CPPIB currently invests 12.3 billion Canadian dollars throughout Latin America, of which about 4 billion in Brazil, where it focuses its activities in the real estate segment through partnerships with Aliansce, Cyrela Commercial Properties (CCP) and Global Logistic Properties (GLP). Overall the fund has about 356 billion Canadian dollars invested and plans to raise that amount to 600 billion by 2025 and 800 billion by 2030.
In December, the Canadian pension fund that is among the 10 largest in the world, joined the renewable energy segment in Brazil through a joint venture with Votorantim Energia, approved by the Administrative Council for Economic Defense (Cade) in March this year.
Still, the total invested in Brazil is below the potential displayed by the CPPIB. “We have invested the same amount in Chile and Brazil is 10 times bigger, so we are working to change this … We see potential, but we are not in a hurry,” commented Rodolfo Spielmann, director for Latin America.
According to him, the infrastructure sector is one of the most striking at the moment, but the Canadian fund is also willing to evaluate opportunities in other segments, including health and higher or basic education.
“We are looking for strong players as partners and strategically interesting,” said CPPIB Global Chief Executive Mark Machin.
Executives said the preference is for brownfields or projects that require at least 500 million Canadian dollars. “It has to be something we can climb,” Spielmann added.
In recent years, CPPIB has played a more timid role in Brazil because of the lack of investment opportunities large enough, a scenario that tends to change in the face of the current government’s greater openness to privatization, according to Machin.
“The number of opportunities has increased, but we continue to have difficulties in terms of value (asset prices),” said the global president of the Canadian pension fund.
Asked whether CPPIB intends to participate in the privatization auction of six Eletrobras distributors, scheduled for July 26, Spielmann said it “does not comment on specific assets”, but that transmission, distribution and generation operations are of interest to the fund.
He also did not rule out disputing assets of Petrobras and cited plans to extend the joint venture with Votorantim Energia now that the agreement between the companies was duly concluded after approvals by antitrust authorities.

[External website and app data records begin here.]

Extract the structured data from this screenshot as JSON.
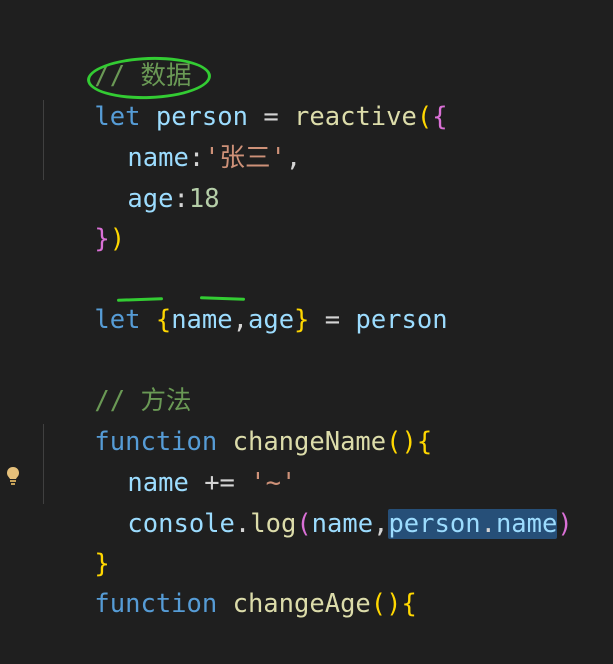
{
  "code": {
    "line1_comment": "// 数据",
    "line2": {
      "kw": "let",
      "var": "person",
      "eq": " = ",
      "fn": "reactive",
      "paren_open": "(",
      "brace_open": "{"
    },
    "line3": {
      "key": "name",
      "colon": ":",
      "value": "'张三'",
      "comma": ","
    },
    "line4": {
      "key": "age",
      "colon": ":",
      "value": "18"
    },
    "line5": {
      "brace_close": "}",
      "paren_close": ")"
    },
    "line7": {
      "kw": "let",
      "brace_open": "{",
      "var1": "name",
      "comma": ",",
      "var2": "age",
      "brace_close": "}",
      "eq": " = ",
      "rhs": "person"
    },
    "line9_comment": "// 方法",
    "line10": {
      "kw": "function",
      "fn": "changeName",
      "parens": "()",
      "brace_open": "{"
    },
    "line11": {
      "var": "name",
      "op": " += ",
      "str": "'~'"
    },
    "line12": {
      "obj": "console",
      "dot": ".",
      "fn": "log",
      "paren_open": "(",
      "arg1": "name",
      "comma": ",",
      "arg2_obj": "person",
      "arg2_dot": ".",
      "arg2_prop": "name",
      "paren_close": ")"
    },
    "line13": {
      "brace_close": "}"
    },
    "line14": {
      "kw": "function",
      "fn": " changeAge",
      "parens": "(){"
    }
  },
  "colors": {
    "background": "#1f1f1f",
    "comment": "#6a9955",
    "keyword": "#569cd6",
    "variable": "#9cdcfe",
    "function": "#dcdcaa",
    "string": "#ce9178",
    "number": "#b5cea8",
    "selection": "#264f78",
    "annotation": "#33cc33"
  },
  "icons": {
    "lightbulb": "lightbulb-icon"
  }
}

Executives also minimized the impact of the political-economic uncertainties triggered by the electoral race in Brazil, underscoring the long-term profile of the fund’s investments in the country. “We would like to see the reforms continue, but we are not easy to scare … You have to keep your head cool and invest when opportunities arise,” Machin said.